▶ WHAT IS REQUIRED
From the entries below, copy every line that holds the word "volume".

(DATASET RECORDS begins)

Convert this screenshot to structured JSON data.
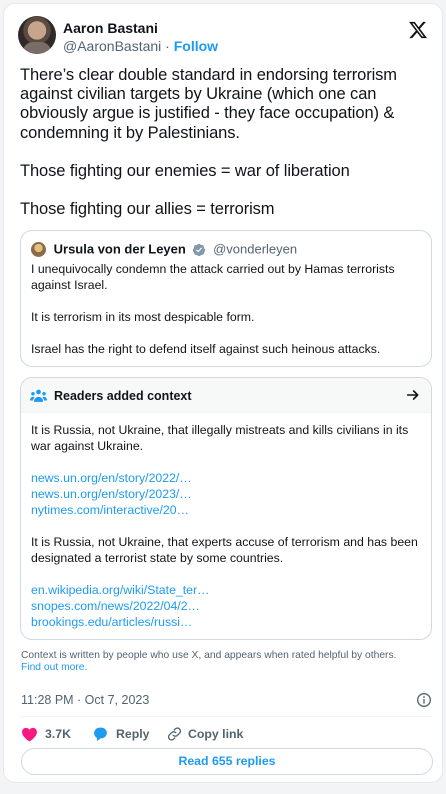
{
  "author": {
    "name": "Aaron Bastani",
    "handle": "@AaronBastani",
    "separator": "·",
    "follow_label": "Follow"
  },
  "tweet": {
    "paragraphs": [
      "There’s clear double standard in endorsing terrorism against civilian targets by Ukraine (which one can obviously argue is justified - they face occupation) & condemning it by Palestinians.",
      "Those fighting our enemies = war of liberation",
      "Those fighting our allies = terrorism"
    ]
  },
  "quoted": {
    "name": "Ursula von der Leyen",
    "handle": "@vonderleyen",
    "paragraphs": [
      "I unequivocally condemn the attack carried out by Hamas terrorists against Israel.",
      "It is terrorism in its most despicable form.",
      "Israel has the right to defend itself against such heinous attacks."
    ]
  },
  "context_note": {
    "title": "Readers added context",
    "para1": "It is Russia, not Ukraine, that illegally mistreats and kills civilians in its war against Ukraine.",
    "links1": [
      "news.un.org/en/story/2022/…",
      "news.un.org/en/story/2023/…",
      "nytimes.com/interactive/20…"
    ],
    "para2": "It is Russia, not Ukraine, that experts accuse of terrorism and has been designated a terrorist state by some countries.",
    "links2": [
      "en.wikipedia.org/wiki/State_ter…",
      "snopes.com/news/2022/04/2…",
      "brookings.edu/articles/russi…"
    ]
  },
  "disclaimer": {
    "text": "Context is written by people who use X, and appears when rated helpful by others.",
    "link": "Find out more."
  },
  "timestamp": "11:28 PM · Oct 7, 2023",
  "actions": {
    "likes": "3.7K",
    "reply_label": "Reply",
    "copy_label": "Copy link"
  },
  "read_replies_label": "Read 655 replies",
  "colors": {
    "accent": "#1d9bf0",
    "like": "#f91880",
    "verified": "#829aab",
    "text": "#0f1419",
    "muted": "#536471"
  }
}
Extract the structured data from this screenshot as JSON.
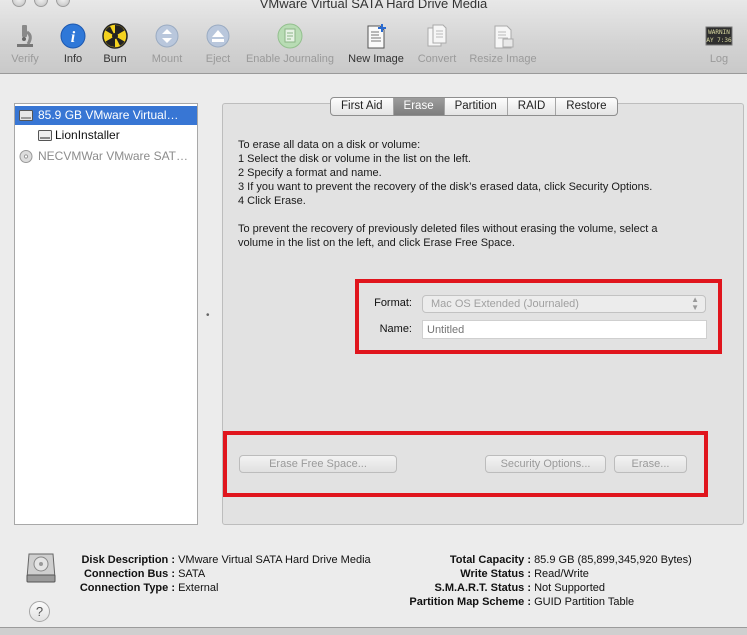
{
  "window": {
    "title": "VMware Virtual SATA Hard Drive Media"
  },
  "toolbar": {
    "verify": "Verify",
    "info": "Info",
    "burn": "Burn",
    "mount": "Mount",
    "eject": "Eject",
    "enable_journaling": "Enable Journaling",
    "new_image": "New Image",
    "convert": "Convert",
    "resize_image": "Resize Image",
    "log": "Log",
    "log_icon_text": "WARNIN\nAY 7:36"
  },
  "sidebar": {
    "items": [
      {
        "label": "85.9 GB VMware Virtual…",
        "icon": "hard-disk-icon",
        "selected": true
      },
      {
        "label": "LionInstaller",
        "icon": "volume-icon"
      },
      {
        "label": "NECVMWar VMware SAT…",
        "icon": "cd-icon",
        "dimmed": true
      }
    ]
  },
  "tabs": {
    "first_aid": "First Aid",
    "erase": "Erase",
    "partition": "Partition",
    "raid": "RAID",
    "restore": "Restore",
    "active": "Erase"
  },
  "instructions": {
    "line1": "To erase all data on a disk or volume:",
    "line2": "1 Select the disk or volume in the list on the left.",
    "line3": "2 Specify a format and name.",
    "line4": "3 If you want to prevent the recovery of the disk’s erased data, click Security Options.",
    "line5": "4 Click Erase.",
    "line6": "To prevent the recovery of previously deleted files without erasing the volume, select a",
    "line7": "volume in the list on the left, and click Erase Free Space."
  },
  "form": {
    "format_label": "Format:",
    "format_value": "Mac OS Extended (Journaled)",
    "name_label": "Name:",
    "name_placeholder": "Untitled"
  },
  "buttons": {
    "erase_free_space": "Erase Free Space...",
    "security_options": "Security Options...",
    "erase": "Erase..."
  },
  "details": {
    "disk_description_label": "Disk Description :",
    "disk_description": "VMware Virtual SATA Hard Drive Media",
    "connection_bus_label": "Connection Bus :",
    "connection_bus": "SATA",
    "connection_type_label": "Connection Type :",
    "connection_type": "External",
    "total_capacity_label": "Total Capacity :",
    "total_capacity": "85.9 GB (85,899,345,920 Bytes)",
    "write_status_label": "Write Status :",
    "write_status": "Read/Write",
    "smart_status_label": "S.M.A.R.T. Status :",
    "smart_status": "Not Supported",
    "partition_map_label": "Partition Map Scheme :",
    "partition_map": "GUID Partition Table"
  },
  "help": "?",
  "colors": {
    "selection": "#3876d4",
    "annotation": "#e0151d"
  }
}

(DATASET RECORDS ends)
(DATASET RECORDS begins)

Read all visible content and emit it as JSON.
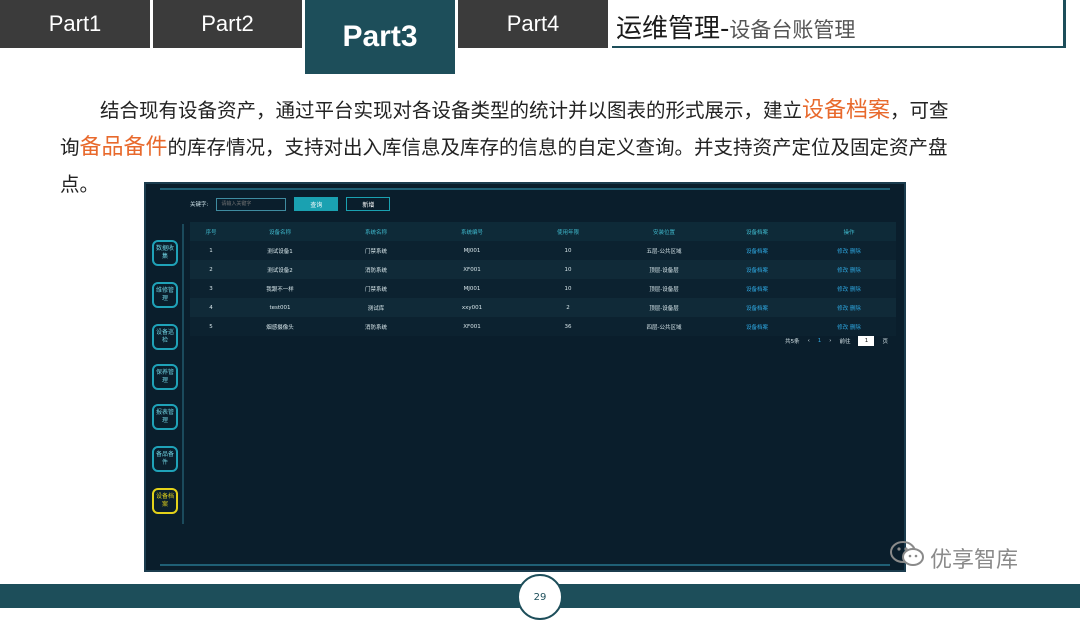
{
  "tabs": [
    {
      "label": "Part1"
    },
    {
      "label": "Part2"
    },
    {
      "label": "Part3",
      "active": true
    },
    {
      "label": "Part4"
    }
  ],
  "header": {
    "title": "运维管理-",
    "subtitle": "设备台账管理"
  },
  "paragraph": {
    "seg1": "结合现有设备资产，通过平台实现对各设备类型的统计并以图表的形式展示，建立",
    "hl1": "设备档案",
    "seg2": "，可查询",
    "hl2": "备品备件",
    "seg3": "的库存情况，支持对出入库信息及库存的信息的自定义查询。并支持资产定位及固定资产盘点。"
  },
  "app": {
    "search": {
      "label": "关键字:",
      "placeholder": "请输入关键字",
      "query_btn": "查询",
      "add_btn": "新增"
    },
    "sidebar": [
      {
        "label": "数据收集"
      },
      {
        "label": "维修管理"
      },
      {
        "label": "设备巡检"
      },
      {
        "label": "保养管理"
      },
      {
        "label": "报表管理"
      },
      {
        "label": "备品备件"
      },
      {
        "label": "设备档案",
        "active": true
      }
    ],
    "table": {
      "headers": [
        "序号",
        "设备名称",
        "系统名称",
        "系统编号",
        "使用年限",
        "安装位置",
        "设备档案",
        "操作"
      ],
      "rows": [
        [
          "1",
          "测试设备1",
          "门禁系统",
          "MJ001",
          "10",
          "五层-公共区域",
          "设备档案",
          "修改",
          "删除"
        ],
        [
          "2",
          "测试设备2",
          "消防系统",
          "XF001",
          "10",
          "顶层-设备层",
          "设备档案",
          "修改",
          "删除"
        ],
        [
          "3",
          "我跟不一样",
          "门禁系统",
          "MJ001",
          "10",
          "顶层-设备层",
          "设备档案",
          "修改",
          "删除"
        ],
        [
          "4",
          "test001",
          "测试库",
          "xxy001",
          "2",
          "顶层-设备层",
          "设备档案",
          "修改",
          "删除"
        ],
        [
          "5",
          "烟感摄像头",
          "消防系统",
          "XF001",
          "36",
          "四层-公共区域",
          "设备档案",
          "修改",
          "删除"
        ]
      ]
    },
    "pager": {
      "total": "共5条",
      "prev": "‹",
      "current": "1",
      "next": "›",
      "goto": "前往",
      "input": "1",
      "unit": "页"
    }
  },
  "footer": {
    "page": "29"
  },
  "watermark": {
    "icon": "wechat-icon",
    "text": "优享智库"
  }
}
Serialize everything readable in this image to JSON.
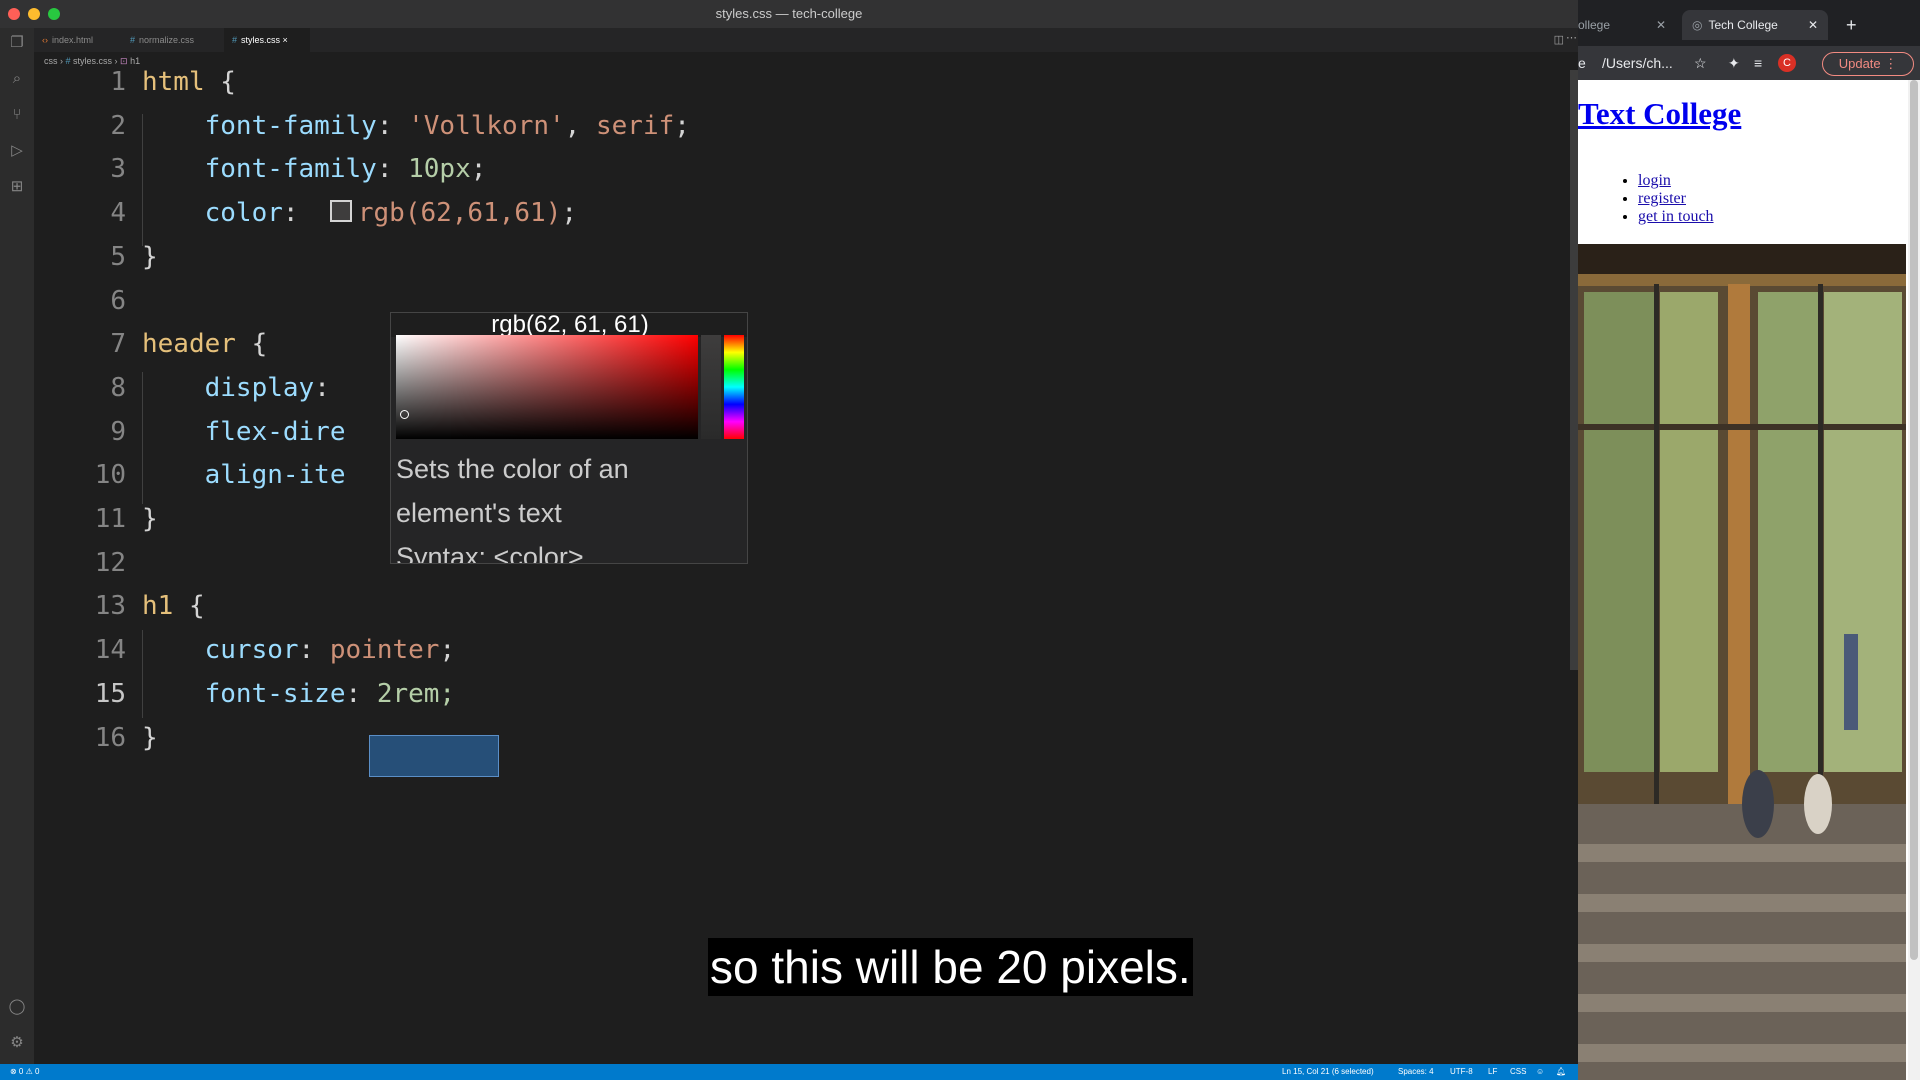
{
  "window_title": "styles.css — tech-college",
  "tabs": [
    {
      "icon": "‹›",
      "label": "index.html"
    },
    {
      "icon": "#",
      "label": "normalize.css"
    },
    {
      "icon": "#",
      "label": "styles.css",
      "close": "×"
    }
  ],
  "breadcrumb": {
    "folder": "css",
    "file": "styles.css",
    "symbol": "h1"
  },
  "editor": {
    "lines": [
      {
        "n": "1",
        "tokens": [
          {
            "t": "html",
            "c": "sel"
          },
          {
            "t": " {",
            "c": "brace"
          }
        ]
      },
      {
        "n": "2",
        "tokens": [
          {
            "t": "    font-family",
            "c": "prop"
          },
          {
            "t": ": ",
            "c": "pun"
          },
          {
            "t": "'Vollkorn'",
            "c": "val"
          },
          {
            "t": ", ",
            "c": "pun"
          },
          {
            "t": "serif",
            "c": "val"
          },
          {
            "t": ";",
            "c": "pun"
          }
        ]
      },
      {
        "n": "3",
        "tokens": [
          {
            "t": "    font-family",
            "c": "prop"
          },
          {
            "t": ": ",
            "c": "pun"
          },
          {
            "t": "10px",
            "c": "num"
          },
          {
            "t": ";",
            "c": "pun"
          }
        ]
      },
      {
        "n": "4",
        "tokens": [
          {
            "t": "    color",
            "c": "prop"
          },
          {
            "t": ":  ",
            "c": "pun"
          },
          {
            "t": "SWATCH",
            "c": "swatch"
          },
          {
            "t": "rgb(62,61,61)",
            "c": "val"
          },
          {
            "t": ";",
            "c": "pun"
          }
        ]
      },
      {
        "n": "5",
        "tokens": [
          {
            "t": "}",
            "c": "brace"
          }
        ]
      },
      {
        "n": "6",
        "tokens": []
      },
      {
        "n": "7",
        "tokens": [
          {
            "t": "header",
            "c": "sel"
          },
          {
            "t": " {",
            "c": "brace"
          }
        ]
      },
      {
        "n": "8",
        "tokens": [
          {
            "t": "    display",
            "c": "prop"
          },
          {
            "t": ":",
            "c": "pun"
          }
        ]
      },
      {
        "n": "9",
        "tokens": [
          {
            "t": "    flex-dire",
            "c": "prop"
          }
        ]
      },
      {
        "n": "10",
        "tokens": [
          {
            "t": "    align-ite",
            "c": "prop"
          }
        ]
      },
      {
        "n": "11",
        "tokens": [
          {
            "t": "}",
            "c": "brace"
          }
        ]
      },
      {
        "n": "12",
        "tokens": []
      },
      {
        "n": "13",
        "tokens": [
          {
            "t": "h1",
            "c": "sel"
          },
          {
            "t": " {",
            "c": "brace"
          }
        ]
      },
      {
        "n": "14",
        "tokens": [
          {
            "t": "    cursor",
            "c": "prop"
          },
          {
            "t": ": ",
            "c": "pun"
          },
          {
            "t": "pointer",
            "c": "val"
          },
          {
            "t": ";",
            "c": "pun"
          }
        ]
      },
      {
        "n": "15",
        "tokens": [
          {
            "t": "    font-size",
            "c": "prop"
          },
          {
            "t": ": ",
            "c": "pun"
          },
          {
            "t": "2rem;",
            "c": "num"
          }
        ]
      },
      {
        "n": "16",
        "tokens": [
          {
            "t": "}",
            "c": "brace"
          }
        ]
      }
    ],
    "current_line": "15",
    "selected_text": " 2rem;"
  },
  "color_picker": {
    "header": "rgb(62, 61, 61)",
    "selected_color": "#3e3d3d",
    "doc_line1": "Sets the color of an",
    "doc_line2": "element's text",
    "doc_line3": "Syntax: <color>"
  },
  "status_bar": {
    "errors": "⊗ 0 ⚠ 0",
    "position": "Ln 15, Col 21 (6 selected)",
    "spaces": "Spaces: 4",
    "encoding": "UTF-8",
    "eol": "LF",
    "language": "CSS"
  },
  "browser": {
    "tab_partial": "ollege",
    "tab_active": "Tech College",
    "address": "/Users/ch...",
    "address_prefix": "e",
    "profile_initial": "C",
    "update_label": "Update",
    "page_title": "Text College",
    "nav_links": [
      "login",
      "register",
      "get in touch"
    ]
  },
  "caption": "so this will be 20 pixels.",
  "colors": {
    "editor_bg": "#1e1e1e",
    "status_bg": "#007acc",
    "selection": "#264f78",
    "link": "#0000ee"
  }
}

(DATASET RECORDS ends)

▶ SOLUTION TO THIS EXERCISE
        "icon": "volume-icon"
    "line1": "To erase all data on a disk or volume:",
    "line2": "1 Select the disk or volume in the list on the left.",
    "line6": "To prevent the recovery of previously deleted files without erasing the volume, select a",
    "line7": "volume in the list on the left, and click Erase Free Space."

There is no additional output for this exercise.